JERUSALEM (Reuters) - Companies operating in both Israel and Egypt will buy a 39 percent stake in the EMG pipeline to enable a landmark $15 billion natural gas export deal to begin next year, the partners said on Thursday.
The $518 million purchase by Israel’s Delek Drilling (DEDRp.TA), Texas-based Noble Energy (NBL.N) and the Egyptian East Gas Co will enable the supply of 64 billion cubic meters of gas over 10 years from Israel’s offshore Tamar and Leviathan fields to Egypt as part of the export deal signed in February.
“The partnership intends to act to close the transaction and begin piping natural gas from Israel to Egypt as early as the beginning of 2019,” Delek said in a statement.
Delek and Noble, which are partners in the Israeli gas fields, will each pay $185 million while the Egyptian East Gas Co will pay $148 million.
This comes against the backdrop of Egypt’s efforts to liberalise its gas market and open it up to trading by private companies.
“The ministry welcomes this new step by the private companies responsible for the commercial project’s implementation,” Ministry of Petroleum spokesman Hamdi Abdelaziz said in a statement.
The spokesman added that the ministry is ready to consider permit requests from the private sector to help Egypt become a regional hub for gas trading.
To buy into EMG, which owns a 90 km subsea pipeline between Ashkelon in Israel and El-Arish in Egypt, the three partners formed a joint company called EMED.
Egyptian East Gas also owns a pipeline between El-Arish and Aqaba, Jordan, which the EMED companies said could be used to transport additional gas supplies in the future.
“This is a historic transaction, that renders Egypt a regional energy centre and positions it in line with significant global energy centers,” said Delek CEO Yossi Abu.
Shares in Delek Drilling were up 3.6 percent at midday.
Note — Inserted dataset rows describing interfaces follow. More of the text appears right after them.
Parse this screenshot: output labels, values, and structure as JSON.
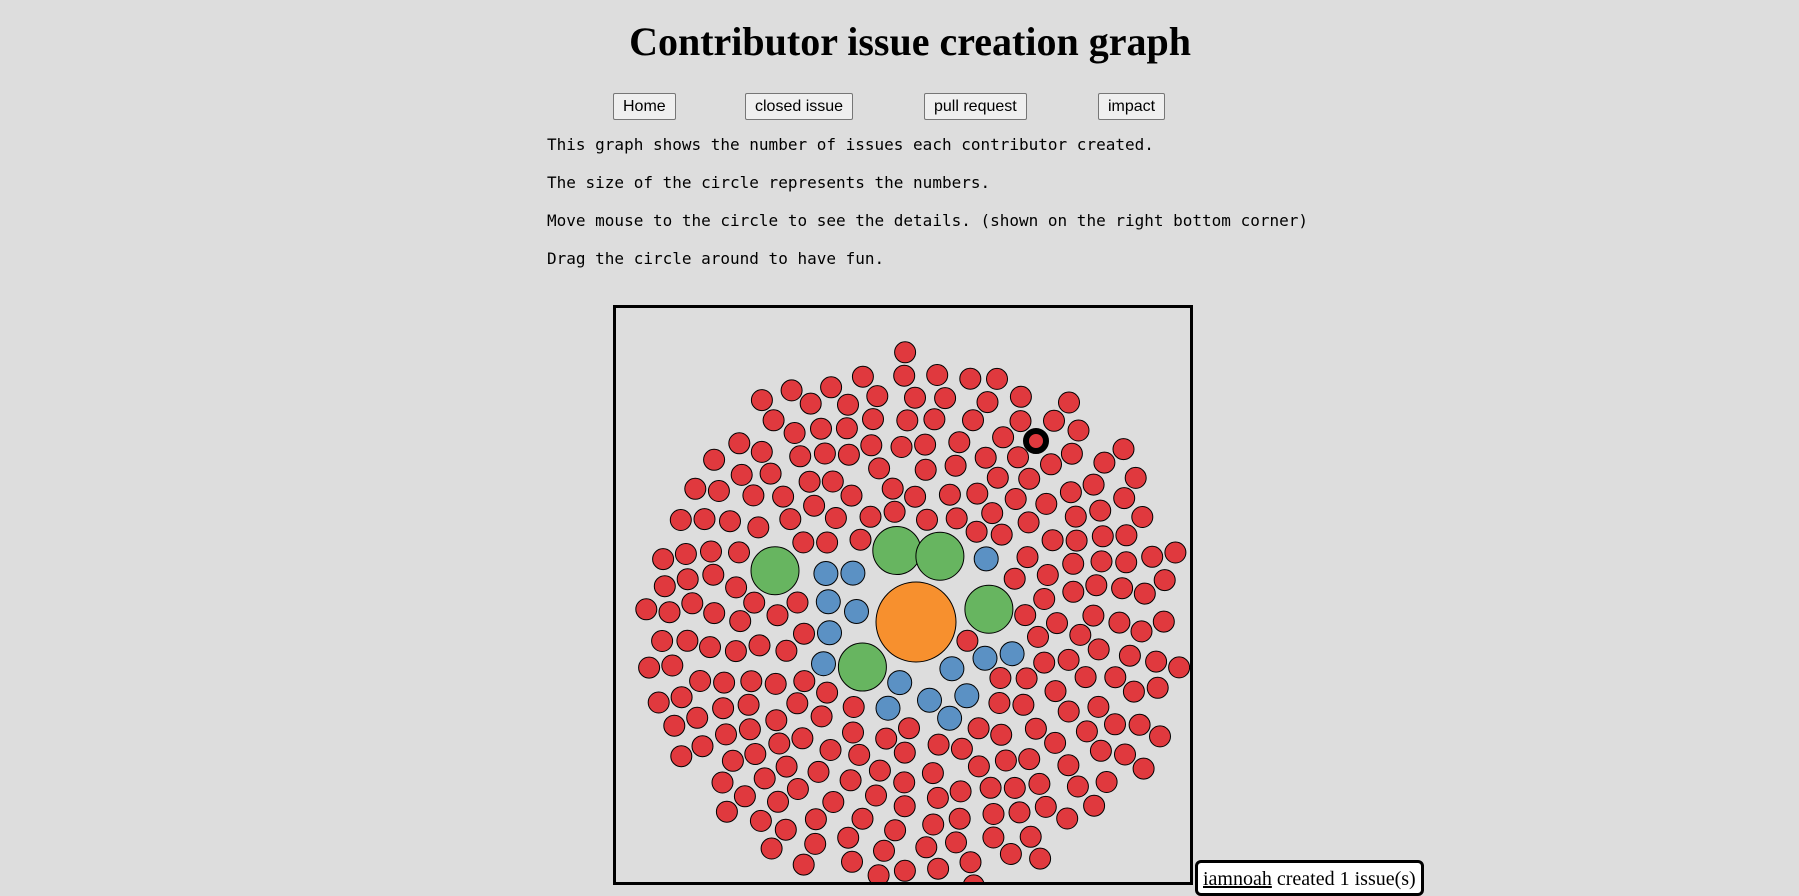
{
  "page": {
    "title": "Contributor issue creation graph"
  },
  "nav": {
    "home_label": "Home",
    "closed_issue_label": "closed issue",
    "pull_request_label": "pull request",
    "impact_label": "impact"
  },
  "description": {
    "line1": "This graph shows the number of issues each contributor created.",
    "line2": "The size of the circle represents the numbers.",
    "line3": "Move mouse to the circle to see the details. (shown on the right bottom corner)",
    "line4": "Drag the circle around to have fun."
  },
  "tooltip": {
    "user": "iamnoah",
    "text": " created 1 issue(s)"
  },
  "chart_data": {
    "type": "bubble",
    "title": "",
    "xlabel": "",
    "ylabel": "",
    "grid": false,
    "legend": "none",
    "colors": {
      "red": "#e0393e",
      "blue": "#5b91c4",
      "green": "#67b560",
      "orange": "#f7902e",
      "highlight_ring": "#000000"
    },
    "counts": {
      "red": 258,
      "blue": 15,
      "green": 5,
      "orange": 1
    },
    "highlighted": {
      "user": "iamnoah",
      "issues": 1
    }
  }
}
The EMG pipeline originally carried gas supplies in the other direction, when Israel was buying gas from Egypt. That deal collapsed in 2012 after militants in Egypt’s Sinai peninsula carried out repeated attacks on the pipeline and EMG sued the Egyptian government for damages.
The pipeline again became an export option after the Tamar and Leviathan discoveries. Tamar began production in 2013 and Leviathan is due to come online in late 2019.
Under the new deal, EMG agreed to end arbitration with Egypt and drop claims against Cairo, Delek said.
At the start-up of the Leviathan field, Noble said it expects to sell at least 350 million cubic feet of natural gas per day to Egyptian customers.
Other shareholders in EMG are Thai energy company PTT (PTT.BK), state-owned Egyptian company EGPC and investment group MGPC. Egyptian East Gas holds a stake on its own.
Delek and Noble have also signed deals to export gas to Jordan.
Reporting by Ari Rabinovitch and Tova Cohen; Additional reporting by Ehab Farouk; Editing by David Goodman